*** SUPPLIED RECORDS Section Begins ***
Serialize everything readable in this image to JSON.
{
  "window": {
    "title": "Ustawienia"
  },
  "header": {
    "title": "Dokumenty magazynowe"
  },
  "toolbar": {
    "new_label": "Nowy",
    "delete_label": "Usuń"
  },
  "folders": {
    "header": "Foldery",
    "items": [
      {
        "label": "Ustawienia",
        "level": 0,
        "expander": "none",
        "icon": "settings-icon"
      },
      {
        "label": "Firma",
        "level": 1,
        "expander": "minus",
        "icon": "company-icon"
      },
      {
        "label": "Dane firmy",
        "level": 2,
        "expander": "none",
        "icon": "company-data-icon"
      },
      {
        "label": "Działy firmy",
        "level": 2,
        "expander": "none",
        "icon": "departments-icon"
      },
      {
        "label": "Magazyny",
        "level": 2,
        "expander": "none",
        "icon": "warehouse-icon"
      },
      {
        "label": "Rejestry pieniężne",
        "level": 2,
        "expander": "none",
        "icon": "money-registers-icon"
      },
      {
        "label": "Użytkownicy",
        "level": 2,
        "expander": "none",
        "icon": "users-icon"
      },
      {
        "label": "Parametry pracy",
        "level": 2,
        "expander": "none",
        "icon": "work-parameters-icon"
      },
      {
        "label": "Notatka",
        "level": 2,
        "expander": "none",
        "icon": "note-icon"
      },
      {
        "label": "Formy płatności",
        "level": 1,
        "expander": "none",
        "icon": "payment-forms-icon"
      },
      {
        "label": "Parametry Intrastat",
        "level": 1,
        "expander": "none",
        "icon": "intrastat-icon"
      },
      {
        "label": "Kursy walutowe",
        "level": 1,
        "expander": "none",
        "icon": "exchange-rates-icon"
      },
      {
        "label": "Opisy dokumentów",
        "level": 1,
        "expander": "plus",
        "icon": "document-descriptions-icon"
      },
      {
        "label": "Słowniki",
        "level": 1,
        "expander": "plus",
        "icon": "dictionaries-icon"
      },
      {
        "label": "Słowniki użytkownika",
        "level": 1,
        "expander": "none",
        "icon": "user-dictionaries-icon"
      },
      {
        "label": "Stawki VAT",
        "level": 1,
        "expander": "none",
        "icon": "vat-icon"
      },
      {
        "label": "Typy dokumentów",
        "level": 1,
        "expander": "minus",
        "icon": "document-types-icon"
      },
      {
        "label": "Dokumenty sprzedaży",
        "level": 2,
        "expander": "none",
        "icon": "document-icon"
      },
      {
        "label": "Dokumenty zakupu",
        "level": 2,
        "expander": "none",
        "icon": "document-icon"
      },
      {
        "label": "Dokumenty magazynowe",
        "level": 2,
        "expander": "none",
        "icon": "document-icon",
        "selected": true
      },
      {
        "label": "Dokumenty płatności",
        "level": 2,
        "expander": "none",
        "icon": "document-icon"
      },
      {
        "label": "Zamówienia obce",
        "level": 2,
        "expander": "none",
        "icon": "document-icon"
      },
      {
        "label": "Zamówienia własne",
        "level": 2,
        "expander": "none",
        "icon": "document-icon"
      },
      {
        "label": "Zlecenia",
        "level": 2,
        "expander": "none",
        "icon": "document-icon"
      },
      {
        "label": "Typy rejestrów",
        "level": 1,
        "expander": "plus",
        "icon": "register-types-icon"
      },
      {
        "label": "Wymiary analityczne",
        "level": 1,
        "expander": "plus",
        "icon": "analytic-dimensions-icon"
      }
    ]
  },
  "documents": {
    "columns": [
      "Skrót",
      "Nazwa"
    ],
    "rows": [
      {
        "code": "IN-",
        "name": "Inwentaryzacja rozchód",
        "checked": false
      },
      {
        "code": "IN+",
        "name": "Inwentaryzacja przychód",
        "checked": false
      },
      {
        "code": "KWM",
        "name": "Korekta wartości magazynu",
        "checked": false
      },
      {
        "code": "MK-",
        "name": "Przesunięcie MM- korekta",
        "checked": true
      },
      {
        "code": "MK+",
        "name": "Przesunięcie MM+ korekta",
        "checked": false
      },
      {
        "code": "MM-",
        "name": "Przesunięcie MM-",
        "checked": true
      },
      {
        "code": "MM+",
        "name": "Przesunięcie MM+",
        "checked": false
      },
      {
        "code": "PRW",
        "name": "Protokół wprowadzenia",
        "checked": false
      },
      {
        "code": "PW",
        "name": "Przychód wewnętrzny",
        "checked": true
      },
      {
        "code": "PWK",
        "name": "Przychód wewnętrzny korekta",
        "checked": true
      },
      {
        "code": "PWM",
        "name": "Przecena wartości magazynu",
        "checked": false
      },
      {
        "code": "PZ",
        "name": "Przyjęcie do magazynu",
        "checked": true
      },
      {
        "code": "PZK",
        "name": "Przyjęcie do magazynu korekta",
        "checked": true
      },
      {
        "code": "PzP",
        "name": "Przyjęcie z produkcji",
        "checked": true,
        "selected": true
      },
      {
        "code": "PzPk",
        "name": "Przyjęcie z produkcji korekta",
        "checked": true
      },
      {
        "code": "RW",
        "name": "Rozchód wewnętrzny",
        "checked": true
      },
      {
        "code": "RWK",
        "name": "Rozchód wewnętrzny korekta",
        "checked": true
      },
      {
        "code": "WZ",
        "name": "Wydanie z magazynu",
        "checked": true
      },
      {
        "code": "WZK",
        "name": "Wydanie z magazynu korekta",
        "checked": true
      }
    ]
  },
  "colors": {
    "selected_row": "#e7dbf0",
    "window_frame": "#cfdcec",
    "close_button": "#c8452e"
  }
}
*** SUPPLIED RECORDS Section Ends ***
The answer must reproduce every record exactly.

◆ **YOUR RESPONSE**
Serialize everything readable in this image to JSON.
{
  "window": {
    "title": "Ustawienia"
  },
  "header": {
    "title": "Dokumenty magazynowe"
  },
  "toolbar": {
    "new_label": "Nowy",
    "delete_label": "Usuń"
  },
  "folders": {
    "header": "Foldery",
    "items": [
      {
        "label": "Ustawienia",
        "level": 0,
        "expander": "none",
        "icon": "settings-icon"
      },
      {
        "label": "Firma",
        "level": 1,
        "expander": "minus",
        "icon": "company-icon"
      },
      {
        "label": "Dane firmy",
        "level": 2,
        "expander": "none",
        "icon": "company-data-icon"
      },
      {
        "label": "Działy firmy",
        "level": 2,
        "expander": "none",
        "icon": "departments-icon"
      },
      {
        "label": "Magazyny",
        "level": 2,
        "expander": "none",
        "icon": "warehouse-icon"
      },
      {
        "label": "Rejestry pieniężne",
        "level": 2,
        "expander": "none",
        "icon": "money-registers-icon"
      },
      {
        "label": "Użytkownicy",
        "level": 2,
        "expander": "none",
        "icon": "users-icon"
      },
      {
        "label": "Parametry pracy",
        "level": 2,
        "expander": "none",
        "icon": "work-parameters-icon"
      },
      {
        "label": "Notatka",
        "level": 2,
        "expander": "none",
        "icon": "note-icon"
      },
      {
        "label": "Formy płatności",
        "level": 1,
        "expander": "none",
        "icon": "payment-forms-icon"
      },
      {
        "label": "Parametry Intrastat",
        "level": 1,
        "expander": "none",
        "icon": "intrastat-icon"
      },
      {
        "label": "Kursy walutowe",
        "level": 1,
        "expander": "none",
        "icon": "exchange-rates-icon"
      },
      {
        "label": "Opisy dokumentów",
        "level": 1,
        "expander": "plus",
        "icon": "document-descriptions-icon"
      },
      {
        "label": "Słowniki",
        "level": 1,
        "expander": "plus",
        "icon": "dictionaries-icon"
      },
      {
        "label": "Słowniki użytkownika",
        "level": 1,
        "expander": "none",
        "icon": "user-dictionaries-icon"
      },
      {
        "label": "Stawki VAT",
        "level": 1,
        "expander": "none",
        "icon": "vat-icon"
      },
      {
        "label": "Typy dokumentów",
        "level": 1,
        "expander": "minus",
        "icon": "document-types-icon"
      },
      {
        "label": "Dokumenty sprzedaży",
        "level": 2,
        "expander": "none",
        "icon": "document-icon"
      },
      {
        "label": "Dokumenty zakupu",
        "level": 2,
        "expander": "none",
        "icon": "document-icon"
      },
      {
        "label": "Dokumenty magazynowe",
        "level": 2,
        "expander": "none",
        "icon": "document-icon",
        "selected": true
      },
      {
        "label": "Dokumenty płatności",
        "level": 2,
        "expander": "none",
        "icon": "document-icon"
      },
      {
        "label": "Zamówienia obce",
        "level": 2,
        "expander": "none",
        "icon": "document-icon"
      },
      {
        "label": "Zamówienia własne",
        "level": 2,
        "expander": "none",
        "icon": "document-icon"
      },
      {
        "label": "Zlecenia",
        "level": 2,
        "expander": "none",
        "icon": "document-icon"
      },
      {
        "label": "Typy rejestrów",
        "level": 1,
        "expander": "plus",
        "icon": "register-types-icon"
      },
      {
        "label": "Wymiary analityczne",
        "level": 1,
        "expander": "plus",
        "icon": "analytic-dimensions-icon"
      }
    ]
  },
  "documents": {
    "columns": [
      "Skrót",
      "Nazwa"
    ],
    "rows": [
      {
        "code": "IN-",
        "name": "Inwentaryzacja rozchód",
        "checked": false
      },
      {
        "code": "IN+",
        "name": "Inwentaryzacja przychód",
        "checked": false
      },
      {
        "code": "KWM",
        "name": "Korekta wartości magazynu",
        "checked": false
      },
      {
        "code": "MK-",
        "name": "Przesunięcie MM- korekta",
        "checked": true
      },
      {
        "code": "MK+",
        "name": "Przesunięcie MM+ korekta",
        "checked": false
      },
      {
        "code": "MM-",
        "name": "Przesunięcie MM-",
        "checked": true
      },
      {
        "code": "MM+",
        "name": "Przesunięcie MM+",
        "checked": false
      },
      {
        "code": "PRW",
        "name": "Protokół wprowadzenia",
        "checked": false
      },
      {
        "code": "PW",
        "name": "Przychód wewnętrzny",
        "checked": true
      },
      {
        "code": "PWK",
        "name": "Przychód wewnętrzny korekta",
        "checked": true
      },
      {
        "code": "PWM",
        "name": "Przecena wartości magazynu",
        "checked": false
      },
      {
        "code": "PZ",
        "name": "Przyjęcie do magazynu",
        "checked": true
      },
      {
        "code": "PZK",
        "name": "Przyjęcie do magazynu korekta",
        "checked": true
      },
      {
        "code": "PzP",
        "name": "Przyjęcie z produkcji",
        "checked": true,
        "selected": true
      },
      {
        "code": "PzPk",
        "name": "Przyjęcie z produkcji korekta",
        "checked": true
      },
      {
        "code": "RW",
        "name": "Rozchód wewnętrzny",
        "checked": true
      },
      {
        "code": "RWK",
        "name": "Rozchód wewnętrzny korekta",
        "checked": true
      },
      {
        "code": "WZ",
        "name": "Wydanie z magazynu",
        "checked": true
      },
      {
        "code": "WZK",
        "name": "Wydanie z magazynu korekta",
        "checked": true
      }
    ]
  },
  "colors": {
    "selected_row": "#e7dbf0",
    "window_frame": "#cfdcec",
    "close_button": "#c8452e"
  }
}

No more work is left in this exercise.